Things have been busier lately. One night, we received three new patients who had been attacked with machetes.
One of the patients, a 30-year-old man, had been hit in the head and face. Although the cuts were deep, he luckily had no perceivable skull fracture or brain trauma and was otherwise in a stable condition.
He still needed an emergency operation during the night to clean and close the wounds. The operation went well and afterwards he was transferred to the intensive care unit for surveillance.
By morning, the man was already well awake and doing fine, his only problem being his elevated blood sugar levels since he was also a diabetic.
A positive outcome
Otherwise, in the hospital, things were pretty much the same.
At the beginning of the week, we were able to discharge several patients, while many remained, including the two children with burns.

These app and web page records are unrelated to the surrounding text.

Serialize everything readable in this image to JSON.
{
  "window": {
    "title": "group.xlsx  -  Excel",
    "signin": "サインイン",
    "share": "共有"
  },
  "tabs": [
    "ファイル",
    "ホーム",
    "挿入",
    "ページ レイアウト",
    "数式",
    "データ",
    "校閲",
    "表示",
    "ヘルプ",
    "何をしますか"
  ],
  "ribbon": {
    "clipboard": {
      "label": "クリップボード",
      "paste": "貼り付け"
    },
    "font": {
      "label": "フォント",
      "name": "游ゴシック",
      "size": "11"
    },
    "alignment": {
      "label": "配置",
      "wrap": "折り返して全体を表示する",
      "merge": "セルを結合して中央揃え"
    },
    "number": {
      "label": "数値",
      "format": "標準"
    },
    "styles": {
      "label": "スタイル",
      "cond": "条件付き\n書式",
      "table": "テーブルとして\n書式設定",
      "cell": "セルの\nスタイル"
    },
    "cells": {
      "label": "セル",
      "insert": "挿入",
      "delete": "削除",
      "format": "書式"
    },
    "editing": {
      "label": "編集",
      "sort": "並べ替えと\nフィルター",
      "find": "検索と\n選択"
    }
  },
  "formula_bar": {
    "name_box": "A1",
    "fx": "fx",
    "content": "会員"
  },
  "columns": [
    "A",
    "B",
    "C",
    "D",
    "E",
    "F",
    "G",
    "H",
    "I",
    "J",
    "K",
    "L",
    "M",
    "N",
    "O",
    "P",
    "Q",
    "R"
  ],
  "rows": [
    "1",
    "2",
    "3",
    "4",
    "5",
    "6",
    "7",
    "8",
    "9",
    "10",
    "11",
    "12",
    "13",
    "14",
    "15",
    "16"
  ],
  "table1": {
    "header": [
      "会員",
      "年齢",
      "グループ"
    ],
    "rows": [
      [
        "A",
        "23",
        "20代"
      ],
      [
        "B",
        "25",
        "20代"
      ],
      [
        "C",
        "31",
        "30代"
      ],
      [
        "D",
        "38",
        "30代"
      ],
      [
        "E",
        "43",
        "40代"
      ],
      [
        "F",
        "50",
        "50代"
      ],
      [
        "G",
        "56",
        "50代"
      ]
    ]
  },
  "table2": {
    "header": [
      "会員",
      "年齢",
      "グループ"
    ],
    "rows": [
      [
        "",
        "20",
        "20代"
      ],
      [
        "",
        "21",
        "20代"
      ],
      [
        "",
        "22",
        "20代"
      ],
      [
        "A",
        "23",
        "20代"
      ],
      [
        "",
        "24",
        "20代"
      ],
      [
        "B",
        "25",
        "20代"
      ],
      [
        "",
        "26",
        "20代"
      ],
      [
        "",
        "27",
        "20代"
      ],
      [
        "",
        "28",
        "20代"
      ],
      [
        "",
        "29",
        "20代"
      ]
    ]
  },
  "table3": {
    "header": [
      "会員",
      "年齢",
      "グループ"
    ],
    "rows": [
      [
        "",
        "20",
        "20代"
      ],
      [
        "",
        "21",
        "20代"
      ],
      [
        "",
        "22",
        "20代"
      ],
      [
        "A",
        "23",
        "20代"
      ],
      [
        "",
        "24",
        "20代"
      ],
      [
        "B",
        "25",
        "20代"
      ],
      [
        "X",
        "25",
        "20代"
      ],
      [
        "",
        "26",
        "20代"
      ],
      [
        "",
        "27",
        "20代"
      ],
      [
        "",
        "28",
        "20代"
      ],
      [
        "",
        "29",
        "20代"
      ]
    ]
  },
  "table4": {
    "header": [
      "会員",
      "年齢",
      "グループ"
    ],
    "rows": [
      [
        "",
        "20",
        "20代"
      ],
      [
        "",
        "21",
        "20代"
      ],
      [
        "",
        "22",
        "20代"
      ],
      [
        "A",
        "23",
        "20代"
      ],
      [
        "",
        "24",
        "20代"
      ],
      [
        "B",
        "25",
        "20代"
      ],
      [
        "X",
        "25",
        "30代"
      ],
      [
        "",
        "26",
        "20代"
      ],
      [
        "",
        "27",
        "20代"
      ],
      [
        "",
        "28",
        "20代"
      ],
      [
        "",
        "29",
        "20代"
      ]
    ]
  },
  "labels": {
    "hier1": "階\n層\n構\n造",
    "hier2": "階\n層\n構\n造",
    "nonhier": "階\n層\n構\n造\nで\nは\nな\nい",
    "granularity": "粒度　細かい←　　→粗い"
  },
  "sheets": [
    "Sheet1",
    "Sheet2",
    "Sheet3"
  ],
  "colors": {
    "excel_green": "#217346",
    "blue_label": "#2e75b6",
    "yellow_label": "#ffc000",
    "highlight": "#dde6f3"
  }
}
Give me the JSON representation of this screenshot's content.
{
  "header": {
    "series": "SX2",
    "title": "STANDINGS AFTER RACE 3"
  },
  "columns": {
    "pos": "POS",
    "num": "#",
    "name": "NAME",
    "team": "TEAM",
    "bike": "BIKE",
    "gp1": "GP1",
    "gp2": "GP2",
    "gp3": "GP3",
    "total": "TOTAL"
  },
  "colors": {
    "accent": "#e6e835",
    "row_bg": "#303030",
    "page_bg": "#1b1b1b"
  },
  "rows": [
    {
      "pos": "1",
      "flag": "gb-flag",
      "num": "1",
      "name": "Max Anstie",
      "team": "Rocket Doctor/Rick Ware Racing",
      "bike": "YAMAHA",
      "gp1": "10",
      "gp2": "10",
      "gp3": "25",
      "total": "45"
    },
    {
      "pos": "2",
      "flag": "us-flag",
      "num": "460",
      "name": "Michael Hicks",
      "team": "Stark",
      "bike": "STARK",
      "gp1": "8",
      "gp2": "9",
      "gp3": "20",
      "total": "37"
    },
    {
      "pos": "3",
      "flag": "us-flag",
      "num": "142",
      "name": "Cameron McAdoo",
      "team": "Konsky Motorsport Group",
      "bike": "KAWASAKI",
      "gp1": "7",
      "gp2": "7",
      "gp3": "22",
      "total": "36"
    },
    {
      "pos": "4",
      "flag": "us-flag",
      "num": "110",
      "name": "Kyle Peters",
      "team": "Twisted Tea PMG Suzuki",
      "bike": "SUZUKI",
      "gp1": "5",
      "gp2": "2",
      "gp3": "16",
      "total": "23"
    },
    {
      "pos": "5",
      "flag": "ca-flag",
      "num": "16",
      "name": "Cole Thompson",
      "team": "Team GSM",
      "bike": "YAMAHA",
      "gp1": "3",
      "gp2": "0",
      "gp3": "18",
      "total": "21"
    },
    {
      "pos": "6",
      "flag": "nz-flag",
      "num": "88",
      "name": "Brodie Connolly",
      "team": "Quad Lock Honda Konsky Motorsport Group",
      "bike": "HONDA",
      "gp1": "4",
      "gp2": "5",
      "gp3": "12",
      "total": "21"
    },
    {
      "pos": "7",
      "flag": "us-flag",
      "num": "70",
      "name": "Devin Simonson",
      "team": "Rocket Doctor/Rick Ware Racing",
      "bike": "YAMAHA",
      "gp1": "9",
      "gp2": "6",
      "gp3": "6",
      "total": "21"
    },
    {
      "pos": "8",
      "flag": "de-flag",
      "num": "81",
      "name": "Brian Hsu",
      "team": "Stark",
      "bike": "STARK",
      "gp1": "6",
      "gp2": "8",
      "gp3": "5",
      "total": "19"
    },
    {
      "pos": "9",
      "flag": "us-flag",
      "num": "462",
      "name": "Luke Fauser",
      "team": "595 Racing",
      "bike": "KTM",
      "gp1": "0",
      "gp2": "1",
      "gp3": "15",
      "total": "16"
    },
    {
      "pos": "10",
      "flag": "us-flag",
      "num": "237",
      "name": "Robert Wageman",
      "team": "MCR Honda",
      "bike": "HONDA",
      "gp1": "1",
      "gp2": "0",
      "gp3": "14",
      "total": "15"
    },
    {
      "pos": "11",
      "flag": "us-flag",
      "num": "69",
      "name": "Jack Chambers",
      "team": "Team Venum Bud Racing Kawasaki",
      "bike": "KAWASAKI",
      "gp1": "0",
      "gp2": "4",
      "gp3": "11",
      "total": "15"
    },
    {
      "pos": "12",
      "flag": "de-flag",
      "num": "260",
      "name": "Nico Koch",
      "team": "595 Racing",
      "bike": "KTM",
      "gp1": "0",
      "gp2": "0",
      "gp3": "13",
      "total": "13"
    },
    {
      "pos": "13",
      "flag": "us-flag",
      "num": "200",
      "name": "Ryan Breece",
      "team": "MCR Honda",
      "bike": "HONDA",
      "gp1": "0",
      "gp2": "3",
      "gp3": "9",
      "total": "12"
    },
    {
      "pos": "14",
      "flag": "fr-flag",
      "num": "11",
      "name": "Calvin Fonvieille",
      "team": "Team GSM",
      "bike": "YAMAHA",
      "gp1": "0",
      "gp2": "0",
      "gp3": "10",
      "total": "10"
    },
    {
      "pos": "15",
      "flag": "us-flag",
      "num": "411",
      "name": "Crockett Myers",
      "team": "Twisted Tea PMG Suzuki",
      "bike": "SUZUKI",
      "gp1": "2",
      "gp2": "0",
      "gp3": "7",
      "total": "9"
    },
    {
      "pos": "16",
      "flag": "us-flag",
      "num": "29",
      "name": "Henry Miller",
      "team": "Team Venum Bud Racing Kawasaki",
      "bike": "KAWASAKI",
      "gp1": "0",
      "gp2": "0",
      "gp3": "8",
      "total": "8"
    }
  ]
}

Happily, both of them were doing well.
The younger one, aged 12 months, was recovering from his bizarre infection and his wounds were healing, so we were able to discharge him later in the week.
Despite his painful wounds and recurring operations, he was always happy to see us, smiling, bouncing a balloon made from a rubber glove and giving us high-fives – a real heartbreaker
The older boy, aged five, was also improving and after numerous cleanings of his wounds we were finally able to do a skin graft for him. But the real story is the boy himself.
Despite his painful wounds and recurring operations, he was always happy to see us, smiling, bouncing a balloon made from a rubber glove and giving us high-fives – a real heartbreaker. Happy days!
A long road to recovery
The man with severe brain trauma was somewhat better as well.
He had been transferred to a normal ward some time ago after regaining consciousness. But, unfortunately, the right side of his body was paralysed and he was having problems eating.
To make matters worse, we suspected his maxillary bone in his upper jaw was fractured, although the x-ray was clean.
For all of this, he would need a lot of physiotherapy, which we couldn’t give since he still had a fractured femur that needed to be kept stabilised.
The man's recovery was a long road and an uncertain one. He would most likely be left with at least some neurological deficits and that would be difficult to cope with in these circumstances.
We finally located his family and contacted them and some days later they arrived at the hospital and asked for a transfer to another institution elsewhere in Burundi.
The next day his bed was already occupied by a new patient.